*** DATASET RECORDS Section Begins ***
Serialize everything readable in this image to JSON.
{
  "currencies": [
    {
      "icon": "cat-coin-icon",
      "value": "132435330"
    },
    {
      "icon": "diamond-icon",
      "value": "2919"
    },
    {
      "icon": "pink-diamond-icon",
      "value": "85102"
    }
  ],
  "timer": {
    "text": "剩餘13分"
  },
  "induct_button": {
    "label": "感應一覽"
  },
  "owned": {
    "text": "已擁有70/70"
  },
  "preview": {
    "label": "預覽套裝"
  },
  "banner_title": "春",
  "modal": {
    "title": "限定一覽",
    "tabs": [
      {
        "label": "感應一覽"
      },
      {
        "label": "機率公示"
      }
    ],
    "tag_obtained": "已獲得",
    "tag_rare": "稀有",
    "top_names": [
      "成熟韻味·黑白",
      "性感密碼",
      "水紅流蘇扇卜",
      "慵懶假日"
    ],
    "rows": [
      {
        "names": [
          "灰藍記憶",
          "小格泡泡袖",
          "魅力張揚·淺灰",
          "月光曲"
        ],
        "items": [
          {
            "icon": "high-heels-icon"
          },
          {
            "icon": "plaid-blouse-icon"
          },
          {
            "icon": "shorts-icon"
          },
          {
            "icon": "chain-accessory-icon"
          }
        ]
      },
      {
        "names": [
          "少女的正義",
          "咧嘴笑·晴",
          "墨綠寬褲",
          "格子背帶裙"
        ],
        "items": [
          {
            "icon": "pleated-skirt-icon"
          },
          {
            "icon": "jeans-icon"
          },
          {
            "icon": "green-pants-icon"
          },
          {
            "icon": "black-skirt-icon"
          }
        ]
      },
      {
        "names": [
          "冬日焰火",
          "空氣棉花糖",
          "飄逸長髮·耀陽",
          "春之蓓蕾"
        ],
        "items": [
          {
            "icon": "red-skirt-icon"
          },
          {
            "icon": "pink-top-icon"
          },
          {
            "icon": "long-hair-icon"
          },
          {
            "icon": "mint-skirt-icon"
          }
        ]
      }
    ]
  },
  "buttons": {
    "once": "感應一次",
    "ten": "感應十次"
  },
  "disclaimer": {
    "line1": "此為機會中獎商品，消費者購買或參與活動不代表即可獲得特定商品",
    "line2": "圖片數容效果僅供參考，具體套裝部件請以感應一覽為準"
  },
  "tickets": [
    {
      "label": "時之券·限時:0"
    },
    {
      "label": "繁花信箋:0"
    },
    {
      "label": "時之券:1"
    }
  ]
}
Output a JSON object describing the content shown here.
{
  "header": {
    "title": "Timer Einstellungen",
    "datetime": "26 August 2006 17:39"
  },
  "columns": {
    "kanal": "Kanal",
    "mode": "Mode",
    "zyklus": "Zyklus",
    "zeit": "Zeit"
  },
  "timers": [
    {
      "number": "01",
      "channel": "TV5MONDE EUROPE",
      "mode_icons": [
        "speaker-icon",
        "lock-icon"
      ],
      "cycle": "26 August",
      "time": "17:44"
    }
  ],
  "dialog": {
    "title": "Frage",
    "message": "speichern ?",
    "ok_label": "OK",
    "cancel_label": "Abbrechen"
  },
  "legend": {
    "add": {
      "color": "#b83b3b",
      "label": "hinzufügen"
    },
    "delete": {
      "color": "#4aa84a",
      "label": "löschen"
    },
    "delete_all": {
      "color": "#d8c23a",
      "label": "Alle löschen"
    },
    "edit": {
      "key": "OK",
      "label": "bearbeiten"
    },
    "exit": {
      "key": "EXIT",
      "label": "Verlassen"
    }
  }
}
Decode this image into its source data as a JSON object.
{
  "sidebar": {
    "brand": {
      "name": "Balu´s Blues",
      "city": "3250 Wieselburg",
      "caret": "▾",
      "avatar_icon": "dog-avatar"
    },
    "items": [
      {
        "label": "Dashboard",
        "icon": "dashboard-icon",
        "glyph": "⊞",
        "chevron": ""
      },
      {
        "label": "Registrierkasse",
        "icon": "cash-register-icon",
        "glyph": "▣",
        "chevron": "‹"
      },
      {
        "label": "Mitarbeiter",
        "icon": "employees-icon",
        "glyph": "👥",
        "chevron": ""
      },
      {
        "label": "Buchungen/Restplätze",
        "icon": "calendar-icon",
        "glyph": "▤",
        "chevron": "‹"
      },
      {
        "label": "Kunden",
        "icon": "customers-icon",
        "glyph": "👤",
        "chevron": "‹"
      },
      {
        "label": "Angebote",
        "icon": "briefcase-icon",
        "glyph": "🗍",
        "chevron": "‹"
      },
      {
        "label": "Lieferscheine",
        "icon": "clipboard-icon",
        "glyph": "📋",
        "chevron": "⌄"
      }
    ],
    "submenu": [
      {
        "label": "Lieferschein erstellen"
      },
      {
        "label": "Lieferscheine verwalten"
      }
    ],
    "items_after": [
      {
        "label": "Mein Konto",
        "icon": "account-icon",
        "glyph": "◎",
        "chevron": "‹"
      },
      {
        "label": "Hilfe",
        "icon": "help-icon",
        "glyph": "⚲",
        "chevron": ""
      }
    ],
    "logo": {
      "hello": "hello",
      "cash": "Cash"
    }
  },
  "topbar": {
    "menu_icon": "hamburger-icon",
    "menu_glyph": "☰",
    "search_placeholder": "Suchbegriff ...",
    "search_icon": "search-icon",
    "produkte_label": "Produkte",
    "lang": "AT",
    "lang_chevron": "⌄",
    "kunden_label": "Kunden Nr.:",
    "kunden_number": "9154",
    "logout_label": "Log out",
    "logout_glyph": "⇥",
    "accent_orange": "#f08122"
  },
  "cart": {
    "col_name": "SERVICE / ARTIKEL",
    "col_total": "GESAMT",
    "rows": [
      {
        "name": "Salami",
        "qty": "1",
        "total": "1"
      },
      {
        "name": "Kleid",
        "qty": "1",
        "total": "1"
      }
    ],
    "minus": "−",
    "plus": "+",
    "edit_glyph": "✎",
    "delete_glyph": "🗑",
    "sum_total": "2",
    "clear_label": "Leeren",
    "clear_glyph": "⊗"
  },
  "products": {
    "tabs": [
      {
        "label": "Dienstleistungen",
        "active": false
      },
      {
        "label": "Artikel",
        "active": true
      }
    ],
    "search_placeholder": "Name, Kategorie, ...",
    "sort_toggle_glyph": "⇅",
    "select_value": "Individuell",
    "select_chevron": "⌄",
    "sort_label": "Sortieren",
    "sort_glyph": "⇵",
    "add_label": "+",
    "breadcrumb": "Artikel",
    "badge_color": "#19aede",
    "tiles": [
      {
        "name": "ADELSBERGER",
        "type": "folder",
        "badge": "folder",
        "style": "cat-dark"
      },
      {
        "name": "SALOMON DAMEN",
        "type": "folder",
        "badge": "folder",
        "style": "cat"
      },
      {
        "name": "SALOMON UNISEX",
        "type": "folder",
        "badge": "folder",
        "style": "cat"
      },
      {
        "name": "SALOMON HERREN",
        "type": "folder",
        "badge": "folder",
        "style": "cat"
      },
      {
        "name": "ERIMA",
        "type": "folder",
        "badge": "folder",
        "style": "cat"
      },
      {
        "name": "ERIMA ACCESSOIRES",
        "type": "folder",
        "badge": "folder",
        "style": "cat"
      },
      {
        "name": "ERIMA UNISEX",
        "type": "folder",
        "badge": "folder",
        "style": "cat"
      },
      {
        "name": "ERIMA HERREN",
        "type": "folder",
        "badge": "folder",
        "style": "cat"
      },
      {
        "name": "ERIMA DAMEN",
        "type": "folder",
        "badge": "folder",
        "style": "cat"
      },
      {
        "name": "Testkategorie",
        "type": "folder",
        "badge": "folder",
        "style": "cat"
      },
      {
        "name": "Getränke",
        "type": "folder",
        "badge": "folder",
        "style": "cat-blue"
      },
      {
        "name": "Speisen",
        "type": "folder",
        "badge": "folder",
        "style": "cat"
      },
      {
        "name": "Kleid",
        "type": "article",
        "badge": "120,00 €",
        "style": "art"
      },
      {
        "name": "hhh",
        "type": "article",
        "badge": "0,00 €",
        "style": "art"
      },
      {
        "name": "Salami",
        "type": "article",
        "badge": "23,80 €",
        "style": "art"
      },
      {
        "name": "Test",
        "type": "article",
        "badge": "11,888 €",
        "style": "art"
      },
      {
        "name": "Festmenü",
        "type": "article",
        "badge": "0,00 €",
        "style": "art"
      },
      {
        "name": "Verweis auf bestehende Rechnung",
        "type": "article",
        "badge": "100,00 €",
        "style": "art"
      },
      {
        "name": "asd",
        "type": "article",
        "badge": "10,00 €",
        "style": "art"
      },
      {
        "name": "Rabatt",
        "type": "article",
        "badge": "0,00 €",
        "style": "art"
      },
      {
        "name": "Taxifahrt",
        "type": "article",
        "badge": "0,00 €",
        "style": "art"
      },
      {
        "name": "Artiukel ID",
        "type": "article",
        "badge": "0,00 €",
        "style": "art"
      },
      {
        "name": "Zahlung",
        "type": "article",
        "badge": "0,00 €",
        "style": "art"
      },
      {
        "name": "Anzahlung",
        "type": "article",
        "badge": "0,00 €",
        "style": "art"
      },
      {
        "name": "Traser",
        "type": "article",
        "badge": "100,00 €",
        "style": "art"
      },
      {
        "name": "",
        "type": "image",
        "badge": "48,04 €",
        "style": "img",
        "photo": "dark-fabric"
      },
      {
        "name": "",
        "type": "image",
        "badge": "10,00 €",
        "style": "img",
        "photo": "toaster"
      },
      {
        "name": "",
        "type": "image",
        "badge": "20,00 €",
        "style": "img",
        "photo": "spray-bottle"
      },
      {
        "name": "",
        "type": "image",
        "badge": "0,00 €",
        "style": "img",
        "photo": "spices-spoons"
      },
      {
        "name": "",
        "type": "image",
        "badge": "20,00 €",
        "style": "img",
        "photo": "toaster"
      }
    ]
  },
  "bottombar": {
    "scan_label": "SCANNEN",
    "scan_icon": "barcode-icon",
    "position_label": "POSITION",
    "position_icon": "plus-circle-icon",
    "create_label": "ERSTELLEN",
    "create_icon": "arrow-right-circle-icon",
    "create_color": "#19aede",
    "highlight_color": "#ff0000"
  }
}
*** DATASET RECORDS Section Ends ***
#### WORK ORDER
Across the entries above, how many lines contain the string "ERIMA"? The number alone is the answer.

#### TASK RESULT
5